┏━━

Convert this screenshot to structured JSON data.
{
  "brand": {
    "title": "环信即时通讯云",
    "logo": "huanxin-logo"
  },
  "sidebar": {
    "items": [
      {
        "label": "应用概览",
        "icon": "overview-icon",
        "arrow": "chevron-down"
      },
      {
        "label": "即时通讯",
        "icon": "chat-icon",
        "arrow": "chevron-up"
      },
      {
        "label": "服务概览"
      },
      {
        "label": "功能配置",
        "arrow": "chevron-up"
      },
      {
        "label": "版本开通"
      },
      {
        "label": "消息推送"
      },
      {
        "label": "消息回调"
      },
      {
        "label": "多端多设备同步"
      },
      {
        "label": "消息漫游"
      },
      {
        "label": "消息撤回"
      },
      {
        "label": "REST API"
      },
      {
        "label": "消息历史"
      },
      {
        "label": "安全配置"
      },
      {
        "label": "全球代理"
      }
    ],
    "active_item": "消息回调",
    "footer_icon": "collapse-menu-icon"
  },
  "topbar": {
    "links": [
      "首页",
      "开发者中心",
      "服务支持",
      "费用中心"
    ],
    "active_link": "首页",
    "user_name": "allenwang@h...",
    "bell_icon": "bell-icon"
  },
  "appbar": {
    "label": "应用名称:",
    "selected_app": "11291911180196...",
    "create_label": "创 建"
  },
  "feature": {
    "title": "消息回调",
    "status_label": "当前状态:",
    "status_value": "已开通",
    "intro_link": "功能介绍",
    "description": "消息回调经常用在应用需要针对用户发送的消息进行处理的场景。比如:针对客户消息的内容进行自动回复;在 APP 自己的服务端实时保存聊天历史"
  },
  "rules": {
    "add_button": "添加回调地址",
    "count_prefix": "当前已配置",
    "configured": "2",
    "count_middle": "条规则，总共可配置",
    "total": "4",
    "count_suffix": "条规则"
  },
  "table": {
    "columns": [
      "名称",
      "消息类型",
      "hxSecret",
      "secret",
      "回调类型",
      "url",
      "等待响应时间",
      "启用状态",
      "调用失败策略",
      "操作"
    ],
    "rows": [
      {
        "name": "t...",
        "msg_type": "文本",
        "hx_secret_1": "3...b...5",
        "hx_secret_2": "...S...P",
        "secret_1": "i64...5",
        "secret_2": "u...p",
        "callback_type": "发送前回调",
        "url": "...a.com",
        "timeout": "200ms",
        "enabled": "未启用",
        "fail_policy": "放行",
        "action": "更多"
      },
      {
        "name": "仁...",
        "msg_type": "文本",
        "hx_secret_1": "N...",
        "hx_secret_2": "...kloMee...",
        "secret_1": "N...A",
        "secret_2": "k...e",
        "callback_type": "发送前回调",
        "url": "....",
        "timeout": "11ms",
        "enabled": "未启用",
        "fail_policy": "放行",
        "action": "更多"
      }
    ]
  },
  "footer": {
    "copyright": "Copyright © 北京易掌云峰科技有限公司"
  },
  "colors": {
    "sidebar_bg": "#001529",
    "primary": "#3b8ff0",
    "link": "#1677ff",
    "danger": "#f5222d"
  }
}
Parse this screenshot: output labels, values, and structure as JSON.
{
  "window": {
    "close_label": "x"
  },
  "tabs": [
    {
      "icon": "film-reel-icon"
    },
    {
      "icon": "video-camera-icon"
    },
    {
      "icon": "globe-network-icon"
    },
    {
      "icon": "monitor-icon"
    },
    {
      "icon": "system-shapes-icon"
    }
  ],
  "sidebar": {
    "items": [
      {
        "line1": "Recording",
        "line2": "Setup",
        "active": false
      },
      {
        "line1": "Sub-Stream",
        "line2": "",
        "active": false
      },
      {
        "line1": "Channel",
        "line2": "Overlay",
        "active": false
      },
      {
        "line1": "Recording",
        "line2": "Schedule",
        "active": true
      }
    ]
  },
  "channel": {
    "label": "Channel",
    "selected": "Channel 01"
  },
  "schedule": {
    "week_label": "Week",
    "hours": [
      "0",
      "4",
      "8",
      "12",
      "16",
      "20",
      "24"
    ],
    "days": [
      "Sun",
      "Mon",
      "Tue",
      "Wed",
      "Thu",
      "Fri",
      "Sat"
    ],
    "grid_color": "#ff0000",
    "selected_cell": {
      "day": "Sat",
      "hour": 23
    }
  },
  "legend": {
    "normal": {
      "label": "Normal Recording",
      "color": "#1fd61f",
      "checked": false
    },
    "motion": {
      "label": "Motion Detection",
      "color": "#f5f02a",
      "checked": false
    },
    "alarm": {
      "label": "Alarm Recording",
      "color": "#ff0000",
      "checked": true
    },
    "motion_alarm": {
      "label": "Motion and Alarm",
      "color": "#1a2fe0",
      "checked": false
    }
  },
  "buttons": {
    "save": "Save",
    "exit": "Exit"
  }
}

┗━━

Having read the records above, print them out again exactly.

Convert this screenshot to structured JSON data.
{
  "brand": {
    "title": "环信即时通讯云",
    "logo": "huanxin-logo"
  },
  "sidebar": {
    "items": [
      {
        "label": "应用概览",
        "icon": "overview-icon",
        "arrow": "chevron-down"
      },
      {
        "label": "即时通讯",
        "icon": "chat-icon",
        "arrow": "chevron-up"
      },
      {
        "label": "服务概览"
      },
      {
        "label": "功能配置",
        "arrow": "chevron-up"
      },
      {
        "label": "版本开通"
      },
      {
        "label": "消息推送"
      },
      {
        "label": "消息回调"
      },
      {
        "label": "多端多设备同步"
      },
      {
        "label": "消息漫游"
      },
      {
        "label": "消息撤回"
      },
      {
        "label": "REST API"
      },
      {
        "label": "消息历史"
      },
      {
        "label": "安全配置"
      },
      {
        "label": "全球代理"
      }
    ],
    "active_item": "消息回调",
    "footer_icon": "collapse-menu-icon"
  },
  "topbar": {
    "links": [
      "首页",
      "开发者中心",
      "服务支持",
      "费用中心"
    ],
    "active_link": "首页",
    "user_name": "allenwang@h...",
    "bell_icon": "bell-icon"
  },
  "appbar": {
    "label": "应用名称:",
    "selected_app": "11291911180196...",
    "create_label": "创 建"
  },
  "feature": {
    "title": "消息回调",
    "status_label": "当前状态:",
    "status_value": "已开通",
    "intro_link": "功能介绍",
    "description": "消息回调经常用在应用需要针对用户发送的消息进行处理的场景。比如:针对客户消息的内容进行自动回复;在 APP 自己的服务端实时保存聊天历史"
  },
  "rules": {
    "add_button": "添加回调地址",
    "count_prefix": "当前已配置",
    "configured": "2",
    "count_middle": "条规则，总共可配置",
    "total": "4",
    "count_suffix": "条规则"
  },
  "table": {
    "columns": [
      "名称",
      "消息类型",
      "hxSecret",
      "secret",
      "回调类型",
      "url",
      "等待响应时间",
      "启用状态",
      "调用失败策略",
      "操作"
    ],
    "rows": [
      {
        "name": "t...",
        "msg_type": "文本",
        "hx_secret_1": "3...b...5",
        "hx_secret_2": "...S...P",
        "secret_1": "i64...5",
        "secret_2": "u...p",
        "callback_type": "发送前回调",
        "url": "...a.com",
        "timeout": "200ms",
        "enabled": "未启用",
        "fail_policy": "放行",
        "action": "更多"
      },
      {
        "name": "仁...",
        "msg_type": "文本",
        "hx_secret_1": "N...",
        "hx_secret_2": "...kloMee...",
        "secret_1": "N...A",
        "secret_2": "k...e",
        "callback_type": "发送前回调",
        "url": "....",
        "timeout": "11ms",
        "enabled": "未启用",
        "fail_policy": "放行",
        "action": "更多"
      }
    ]
  },
  "footer": {
    "copyright": "Copyright © 北京易掌云峰科技有限公司"
  },
  "colors": {
    "sidebar_bg": "#001529",
    "primary": "#3b8ff0",
    "link": "#1677ff",
    "danger": "#f5222d"
  }
}
Parse this screenshot: output labels, values, and structure as JSON.
{
  "window": {
    "close_label": "x"
  },
  "tabs": [
    {
      "icon": "film-reel-icon"
    },
    {
      "icon": "video-camera-icon"
    },
    {
      "icon": "globe-network-icon"
    },
    {
      "icon": "monitor-icon"
    },
    {
      "icon": "system-shapes-icon"
    }
  ],
  "sidebar": {
    "items": [
      {
        "line1": "Recording",
        "line2": "Setup",
        "active": false
      },
      {
        "line1": "Sub-Stream",
        "line2": "",
        "active": false
      },
      {
        "line1": "Channel",
        "line2": "Overlay",
        "active": false
      },
      {
        "line1": "Recording",
        "line2": "Schedule",
        "active": true
      }
    ]
  },
  "channel": {
    "label": "Channel",
    "selected": "Channel 01"
  },
  "schedule": {
    "week_label": "Week",
    "hours": [
      "0",
      "4",
      "8",
      "12",
      "16",
      "20",
      "24"
    ],
    "days": [
      "Sun",
      "Mon",
      "Tue",
      "Wed",
      "Thu",
      "Fri",
      "Sat"
    ],
    "grid_color": "#ff0000",
    "selected_cell": {
      "day": "Sat",
      "hour": 23
    }
  },
  "legend": {
    "normal": {
      "label": "Normal Recording",
      "color": "#1fd61f",
      "checked": false
    },
    "motion": {
      "label": "Motion Detection",
      "color": "#f5f02a",
      "checked": false
    },
    "alarm": {
      "label": "Alarm Recording",
      "color": "#ff0000",
      "checked": true
    },
    "motion_alarm": {
      "label": "Motion and Alarm",
      "color": "#1a2fe0",
      "checked": false
    }
  },
  "buttons": {
    "save": "Save",
    "exit": "Exit"
  }
}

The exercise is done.